Graham Greene's "Heart of the Matter", traded through Paperback Swap. Costs me a return trade at the price of postage, usually $2.13 at media mail rate.
First season of Lost, used through amazon.com marketplace: $29.99 plus $2.98 s/h
First season of The 4400, new from amazon.com: $13.49, free super-saver shipping
"Small Pieces Loosely Joined", used through amazon.com marketplace, $3.45 plus $3.99 s/h
"The Life of Graham Greene", Vol. I, used through amazon.com marketplace, $3.50 plus $3.99 s/h
Yes, I realize that the shipping and handling is more than the price of the two books I bought, but they're still great bargains, compared to new editions. (Why didn't I buy everything used? I could not find good enough deals on The 4400 and The Sandinista Project, so I ponied up, because I wanted them badly enough.)
My calculator said I spent a total of $85.51.
If I bought everything new from amazon.com, and the traded CDs from iTunes, my total would be:
4 albums from the iTunes store, assuming $9.99 each: 39.96
Sandinista Project, as before: $14.99
Heart of the Matter, new paperback: $11.25
First season of Lost, $46.99
First season of The 4400, as above: $13.49
Small Pieces Loosely Joined, new paperback: $12.38
Life of Graham Green, new paperback: $15.60
Grand total: $154.36. I saved $68.85, close to half. Nice going!
I've been using my RSS reader more consistently, and have added more blogs to my reading list, including several food blogs.

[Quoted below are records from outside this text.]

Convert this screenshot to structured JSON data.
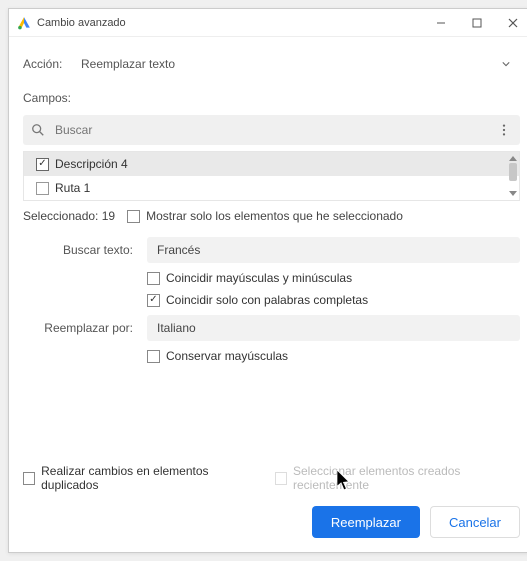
{
  "window": {
    "title": "Cambio avanzado"
  },
  "action": {
    "label": "Acción:",
    "value": "Reemplazar texto"
  },
  "fields": {
    "heading": "Campos:",
    "search_placeholder": "Buscar"
  },
  "list": {
    "items": [
      {
        "label": "Descripción 4",
        "checked": true
      },
      {
        "label": "Ruta 1",
        "checked": false
      }
    ]
  },
  "selection": {
    "count_label": "Seleccionado: 19",
    "show_only_label": "Mostrar solo los elementos que he seleccionado",
    "show_only_checked": false
  },
  "find": {
    "label": "Buscar texto:",
    "value": "Francés",
    "match_case_label": "Coincidir mayúsculas y minúsculas",
    "match_case_checked": false,
    "whole_word_label": "Coincidir solo con palabras completas",
    "whole_word_checked": true
  },
  "replace": {
    "label": "Reemplazar por:",
    "value": "Italiano",
    "preserve_case_label": "Conservar mayúsculas",
    "preserve_case_checked": false
  },
  "footer": {
    "dup_label": "Realizar cambios en elementos duplicados",
    "dup_checked": false,
    "recent_label": "Seleccionar elementos creados recientemente",
    "recent_checked": false
  },
  "buttons": {
    "primary": "Reemplazar",
    "secondary": "Cancelar"
  }
}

One of these, Kalyn's Kitchen, has a reader survey today. The perfect topic for some lunch-time bloggery! I'll try to answer as best as I can.
Tell us a little about yourself. (If you'd like, tell your name, where you live, and what you do for a living. If not, just share something interesting.)
My name is Elke, I go by elkit online. I live in San Jose, California with three cats, and I make web pages for a living.
How did you find Kalyn's Kitchen and how long have you been reading this blog? I am pretty new to Kalyn's Kitchen; only been reading for a few weeks. I forget how I found her - by searching for a recipe, and her blog came up in the results? Or through a link from another blog? In any case, I like how well-organized her site is, and how easily you can find recipes, so I added her to my above-mentioned RSS reader.
What are some things you'd be sure to eat if you were visiting San Francisco? I live about an hour away, so I trek up to "the City" regularly. My favorites are the Suppenküche, a home away from home for this German ex-pat, and Eos, about whose liquid-center chocolate cake I have recurring dreams. And the Ferry Building is hog heaven for foodies.
Where's the best place you ever went for a vacation and what did you eat there? Tuscany, with a dozen friends, for about a dozen days. We ate lots of great Italian food, drank wonderful wines, and lots of good strong coffee. One of the finest meals I have ever had was Pasta Carbonara with smoked duck instead of the customary bacon, at Sotto le Fonti in Siena. Still makes my mouth water, just thinking about it five years later.
What's the next thing you'll be cooking in your own kitchen? The very next thing will probably be some veggies tonight. The green beans and mushrooms need killin'. The next thing I am really looking forward to cooking? A clafoutis, like this Apricot and Cherry Clafoutis from The Ethicurean, or the Clafoutis à la Fraise from Chocolate and Zucchini. Like I said, I've been reading a bunch of food blogs lately.
Oh, and to answer my question in the title: No, I cannot have another piece of chocolate cake. Matter of fact, since I've been curtailing my sugar intake, I am not even going to have a first piece.